You also need a dental CPA to help you with the numbers. They can help with the valuation, analyze the payroll and tax returns, help with the purchase price allocation and set up your legal entity.
Fourth is your banker. There are a number of banks that finance practice acquisitions and startups, and they all have their pros and cons. It’s important you work with someone you trust who will give you a fair deal. Sure, banker B may have a slightly better rate, or a cool toaster give away for new accounts, but go with someone you like and can build a relationship with. They’ll be there in the good times and the bad times to help you out.
If you need some names of good team members, let us know. We work with a lot of CPA, attorneys, consultants, bankers and brokers. We have a good feel for who will be looking out for your best interest and will do a good job for you. Give us a call and we’ll help you build your team for your practice acquisition or startup.
When I talk about corporate practices, I’m primarily speaking of the non-dentist owned corporate practice. There are dentist owned practices where a licensed dentist owns 3, 5 or more practices. He or she has full and legal ownership of their practices. I call these small group practices. Corporate practices tip-toe down the legal sidelines of practice ownership by having a dentist own the clinical aspect of the practice, called Dental Services Organization (DSO) and the non-licensed dentist corporation owns the non-dental management aspects, called a Management Services Organization (MSO). Note that this structure can also occur in small groups, but in the small group, a licensed dentist owns both the MSO and DSO. The large corporates include Aspen, Gentle Dental, Pacific Dental Services and others. Both solo practices and corporate practices have their pros and cons from both a patient perspective and from a dentist perspective.

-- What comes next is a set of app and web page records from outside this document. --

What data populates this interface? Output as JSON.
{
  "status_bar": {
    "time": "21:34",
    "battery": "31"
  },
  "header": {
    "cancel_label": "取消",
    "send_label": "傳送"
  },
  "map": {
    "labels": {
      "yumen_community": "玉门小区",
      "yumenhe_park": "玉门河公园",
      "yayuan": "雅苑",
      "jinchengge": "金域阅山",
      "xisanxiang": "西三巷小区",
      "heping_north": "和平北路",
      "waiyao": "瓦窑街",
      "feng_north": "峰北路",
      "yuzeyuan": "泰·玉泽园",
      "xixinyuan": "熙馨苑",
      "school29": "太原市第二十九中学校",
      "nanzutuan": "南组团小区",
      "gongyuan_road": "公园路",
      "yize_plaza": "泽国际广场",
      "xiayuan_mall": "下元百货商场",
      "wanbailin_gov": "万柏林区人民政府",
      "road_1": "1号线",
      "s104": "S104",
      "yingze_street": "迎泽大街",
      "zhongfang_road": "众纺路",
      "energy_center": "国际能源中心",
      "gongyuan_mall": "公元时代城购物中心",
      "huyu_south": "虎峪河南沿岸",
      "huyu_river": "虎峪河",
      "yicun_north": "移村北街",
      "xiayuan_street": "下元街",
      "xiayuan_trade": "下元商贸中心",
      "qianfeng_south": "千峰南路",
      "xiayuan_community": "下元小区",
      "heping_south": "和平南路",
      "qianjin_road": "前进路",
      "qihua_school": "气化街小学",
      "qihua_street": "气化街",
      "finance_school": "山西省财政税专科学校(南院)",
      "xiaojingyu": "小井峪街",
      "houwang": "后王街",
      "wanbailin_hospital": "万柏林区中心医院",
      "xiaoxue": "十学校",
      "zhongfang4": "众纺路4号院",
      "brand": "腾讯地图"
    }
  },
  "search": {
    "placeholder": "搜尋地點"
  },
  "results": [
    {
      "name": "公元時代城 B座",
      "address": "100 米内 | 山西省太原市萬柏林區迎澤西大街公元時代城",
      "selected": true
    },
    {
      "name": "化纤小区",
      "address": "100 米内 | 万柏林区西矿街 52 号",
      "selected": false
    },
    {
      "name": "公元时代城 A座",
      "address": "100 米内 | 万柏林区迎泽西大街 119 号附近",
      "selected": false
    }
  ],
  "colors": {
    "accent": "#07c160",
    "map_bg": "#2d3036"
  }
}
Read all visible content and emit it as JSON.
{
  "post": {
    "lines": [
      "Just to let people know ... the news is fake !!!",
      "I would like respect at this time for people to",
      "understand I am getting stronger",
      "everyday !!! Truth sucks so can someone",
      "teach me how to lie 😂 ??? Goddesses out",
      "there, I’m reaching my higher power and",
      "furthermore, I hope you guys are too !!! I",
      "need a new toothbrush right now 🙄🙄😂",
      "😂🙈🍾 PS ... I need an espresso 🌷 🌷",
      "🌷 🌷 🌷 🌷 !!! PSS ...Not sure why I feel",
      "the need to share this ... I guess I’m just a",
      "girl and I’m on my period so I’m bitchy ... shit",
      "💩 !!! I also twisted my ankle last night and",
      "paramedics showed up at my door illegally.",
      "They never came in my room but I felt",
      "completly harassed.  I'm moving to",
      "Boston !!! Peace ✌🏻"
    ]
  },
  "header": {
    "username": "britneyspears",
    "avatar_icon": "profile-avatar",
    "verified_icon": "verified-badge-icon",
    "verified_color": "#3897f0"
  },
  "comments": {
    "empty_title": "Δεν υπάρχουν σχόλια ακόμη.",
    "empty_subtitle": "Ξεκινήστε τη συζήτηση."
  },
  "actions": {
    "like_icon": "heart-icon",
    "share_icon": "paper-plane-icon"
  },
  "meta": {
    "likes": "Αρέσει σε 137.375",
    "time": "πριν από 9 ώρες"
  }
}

As a patient, I prefer to know who my dentist is going to be when I go into the office. I want to build a relationship with him or her and want my dentist to know the history of my dental care — and a little bit about me as well. In a corporation, you might get the same dentist the next time you go in, but there’s a good chance it will be a different dentist. Small groups lean more towards a solo practice and you will have a reasonably good chance to get the same dentist in the well run small groups.
From a dentist perspective, most dentists do not want to be told what treatment to focus on, what supplies to use, etc., The majority of dentists surveyed by the ADA still have a dream of owning their own practice, being their own boss, making their own decisions.
Recent court decisions in New Jersey, Allstate vs. Northfield, sided on the side of dentists. It may begin to set the tone to start scaring away the non-dentist corporate owners. Washington State has been trying to pass a bill to allow non-dentist owners and so far has been successful. If you’d like to read an article on the New Jersey case, you can read it here.
So, if you have been holding off on not buying a practice because corporates are going to drive solo practices away, think again. There will always be a need and demand for a solo practice. Court cases like Allstate vs. Northfield will help ensure non-dentist owned practices stay away. Join the practice ownership club today!